Vasant Oswal and Nirmala Bhandari (centre) with magazine staff
Vasant Oswal was brought up in an era when public transport in India relied on horse-drawn carriages. From humble beginnings in Pune in the western state of Maharashtra, he became a pioneer in laser surgery on the mouth and the larynx. He would also receive a Fellowship by Election at the Royal College of Surgeons of England, not to mention serving as Editor in Chief of ENT and Audiology News.
So it was with some excitement that colleagues greeted Vasant at the launch of his autobiography, Globe Trotting and 62 Years of ENT, at a welcome reception in Edinburgh. Marking the start of the 2022 Annual Conference of the British Medical Laser Association (BMLA), Vasant reflected on the obstacles, the breakthroughs and the moments of triumph in his long and accomplished career.
As he explained to Dr Vishal Madan, BMLA President, he gained his FRCS in Edinburgh in general surgery at a time before specialisation. When appointed, he was asked if he would do head and neck for the whole department and took on laryngeal, mandibular and tongue – anything to do with cancer.
"The general surgeons objected," he said. "They said, 'You're ENT. Stick to tonsils, noses and ears. This is our area.' They went to the General Medical Council, the Royal Colleges and Defence Societies, but they lost. That is a history that is important because from that time on, we became ENT and Head-and-Neck surgeons."
Vasant's autobiography stretches from the days of the Raj to his move to the UK, where he was appointed consultant ENT surgeon to the North Riding Infirmary, Middlesbrough, in 1970. It also covers the brave new world of laser treatment. In 1982, he raised the £40,000 funding for a surgical laser after seeing the first instrument of its kind, the "size of a washing machine," the previous year at a congress in Budapest.
"Getting the machine was the easy part," said the 87-year-old, who retired as a consultant in 1995. "What do you do with it? There were no books. There were no courses. Nothing. I had to teach myself."

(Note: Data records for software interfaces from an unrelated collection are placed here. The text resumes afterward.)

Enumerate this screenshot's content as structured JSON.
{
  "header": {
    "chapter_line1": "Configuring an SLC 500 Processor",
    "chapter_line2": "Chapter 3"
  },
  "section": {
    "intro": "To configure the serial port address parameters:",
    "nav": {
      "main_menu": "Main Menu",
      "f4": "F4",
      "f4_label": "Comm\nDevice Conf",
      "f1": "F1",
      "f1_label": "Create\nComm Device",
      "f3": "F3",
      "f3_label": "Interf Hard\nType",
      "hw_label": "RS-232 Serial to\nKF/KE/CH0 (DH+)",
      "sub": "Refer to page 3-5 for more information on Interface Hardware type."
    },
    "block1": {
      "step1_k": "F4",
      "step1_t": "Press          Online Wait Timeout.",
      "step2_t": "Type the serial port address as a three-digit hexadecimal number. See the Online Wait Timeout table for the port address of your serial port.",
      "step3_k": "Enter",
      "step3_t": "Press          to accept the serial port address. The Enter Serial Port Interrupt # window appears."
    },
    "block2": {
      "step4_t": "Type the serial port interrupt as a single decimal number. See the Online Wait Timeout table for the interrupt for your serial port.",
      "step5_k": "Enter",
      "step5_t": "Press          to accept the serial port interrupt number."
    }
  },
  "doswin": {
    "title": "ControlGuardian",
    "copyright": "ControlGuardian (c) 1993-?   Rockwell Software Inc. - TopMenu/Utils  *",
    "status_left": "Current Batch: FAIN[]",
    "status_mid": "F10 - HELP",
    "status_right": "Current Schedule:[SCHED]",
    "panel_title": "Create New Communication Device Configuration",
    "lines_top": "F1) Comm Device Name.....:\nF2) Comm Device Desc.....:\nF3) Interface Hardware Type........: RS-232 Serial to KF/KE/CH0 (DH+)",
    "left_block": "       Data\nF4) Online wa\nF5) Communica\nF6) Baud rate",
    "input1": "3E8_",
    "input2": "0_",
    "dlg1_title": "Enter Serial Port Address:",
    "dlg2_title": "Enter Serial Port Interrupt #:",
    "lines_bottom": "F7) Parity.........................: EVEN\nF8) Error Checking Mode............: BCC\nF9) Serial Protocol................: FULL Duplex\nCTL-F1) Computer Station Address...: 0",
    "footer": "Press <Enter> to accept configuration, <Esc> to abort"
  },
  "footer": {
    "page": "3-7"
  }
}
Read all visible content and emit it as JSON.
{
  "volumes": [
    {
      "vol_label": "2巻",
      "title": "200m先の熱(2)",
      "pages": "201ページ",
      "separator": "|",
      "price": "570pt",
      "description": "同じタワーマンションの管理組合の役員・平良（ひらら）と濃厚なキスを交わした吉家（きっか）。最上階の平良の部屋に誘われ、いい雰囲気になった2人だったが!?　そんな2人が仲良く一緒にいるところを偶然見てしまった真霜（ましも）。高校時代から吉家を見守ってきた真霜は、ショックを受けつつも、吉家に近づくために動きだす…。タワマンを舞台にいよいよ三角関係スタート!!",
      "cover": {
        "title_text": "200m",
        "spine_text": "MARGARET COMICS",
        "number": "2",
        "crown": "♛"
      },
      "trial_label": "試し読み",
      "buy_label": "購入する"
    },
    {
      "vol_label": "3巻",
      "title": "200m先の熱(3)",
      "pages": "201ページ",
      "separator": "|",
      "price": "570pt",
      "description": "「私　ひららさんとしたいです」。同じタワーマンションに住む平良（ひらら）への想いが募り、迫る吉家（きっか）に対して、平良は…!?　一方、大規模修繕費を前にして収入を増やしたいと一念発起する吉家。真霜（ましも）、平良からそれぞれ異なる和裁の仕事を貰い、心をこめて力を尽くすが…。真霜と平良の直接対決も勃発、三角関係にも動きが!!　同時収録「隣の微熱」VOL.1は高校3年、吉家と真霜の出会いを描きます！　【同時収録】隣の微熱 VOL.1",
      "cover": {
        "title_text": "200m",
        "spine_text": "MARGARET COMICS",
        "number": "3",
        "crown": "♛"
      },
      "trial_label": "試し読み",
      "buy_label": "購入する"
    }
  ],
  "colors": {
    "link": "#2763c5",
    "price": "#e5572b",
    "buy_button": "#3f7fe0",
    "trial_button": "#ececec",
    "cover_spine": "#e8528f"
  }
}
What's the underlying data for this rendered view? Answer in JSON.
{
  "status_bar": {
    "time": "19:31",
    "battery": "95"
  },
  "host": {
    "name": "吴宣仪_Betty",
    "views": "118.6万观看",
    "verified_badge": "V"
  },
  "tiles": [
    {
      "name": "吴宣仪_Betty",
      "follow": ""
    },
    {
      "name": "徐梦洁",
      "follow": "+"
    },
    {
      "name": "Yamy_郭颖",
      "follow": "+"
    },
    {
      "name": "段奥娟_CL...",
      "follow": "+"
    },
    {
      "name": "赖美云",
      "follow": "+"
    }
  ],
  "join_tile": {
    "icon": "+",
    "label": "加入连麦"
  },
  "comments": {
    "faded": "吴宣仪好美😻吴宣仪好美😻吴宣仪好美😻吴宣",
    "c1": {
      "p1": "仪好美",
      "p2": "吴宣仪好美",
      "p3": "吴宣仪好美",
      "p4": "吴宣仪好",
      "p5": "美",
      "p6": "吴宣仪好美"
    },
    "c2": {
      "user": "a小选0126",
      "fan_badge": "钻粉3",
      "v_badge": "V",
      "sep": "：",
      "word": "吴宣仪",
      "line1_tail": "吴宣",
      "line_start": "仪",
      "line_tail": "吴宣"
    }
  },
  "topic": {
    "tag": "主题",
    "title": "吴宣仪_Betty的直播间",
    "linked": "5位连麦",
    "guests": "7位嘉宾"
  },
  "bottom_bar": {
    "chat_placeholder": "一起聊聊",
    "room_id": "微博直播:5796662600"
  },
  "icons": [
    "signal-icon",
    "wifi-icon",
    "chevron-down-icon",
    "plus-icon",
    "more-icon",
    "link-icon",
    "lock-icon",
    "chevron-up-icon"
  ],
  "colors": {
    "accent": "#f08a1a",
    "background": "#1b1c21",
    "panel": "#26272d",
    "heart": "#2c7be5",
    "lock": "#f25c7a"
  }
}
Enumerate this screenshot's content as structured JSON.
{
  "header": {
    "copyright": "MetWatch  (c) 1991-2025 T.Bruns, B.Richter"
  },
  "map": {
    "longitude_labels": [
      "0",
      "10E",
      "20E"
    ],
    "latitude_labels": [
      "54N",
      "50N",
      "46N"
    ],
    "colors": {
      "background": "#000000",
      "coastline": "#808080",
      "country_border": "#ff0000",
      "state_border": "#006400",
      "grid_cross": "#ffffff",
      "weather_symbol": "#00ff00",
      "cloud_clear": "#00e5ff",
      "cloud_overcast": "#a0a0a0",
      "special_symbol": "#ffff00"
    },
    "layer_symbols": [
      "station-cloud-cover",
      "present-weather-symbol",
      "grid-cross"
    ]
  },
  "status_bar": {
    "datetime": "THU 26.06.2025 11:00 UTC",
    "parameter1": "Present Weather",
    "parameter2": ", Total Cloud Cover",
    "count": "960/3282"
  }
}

He experimented by firing the laser at a steak from the butchers, videoing the results. "I cut through the laser burn and could see how deep the thermal damage spread within the tissue, causing collateral damage," he said. "That's very important because if I remove a tumour, I don't want to burn the vocal fold as well. In a video recording, there are 25 frames per second. I went home and studied frame by frame and saw the effect of the gradual spread of the damage. Then I said, 'How do I train people to see it's the collateral damage that is important and not what you remove?' Strikes on the steak did not show the deep spread since it is a solid tissue. I used another biological but transparent model: egg white. Being clear, it showed the coagulation of the egg white deep to the charred ulcer crater. The extent of coagulated zone was directly related to the power setting, exposure time and fluence. This is how I developed the parameters for what time and power settings you want."
Globe Trotting and 62 Years of ENT by Vasant Oswal is published by Kugler Publications and is available to order for free here: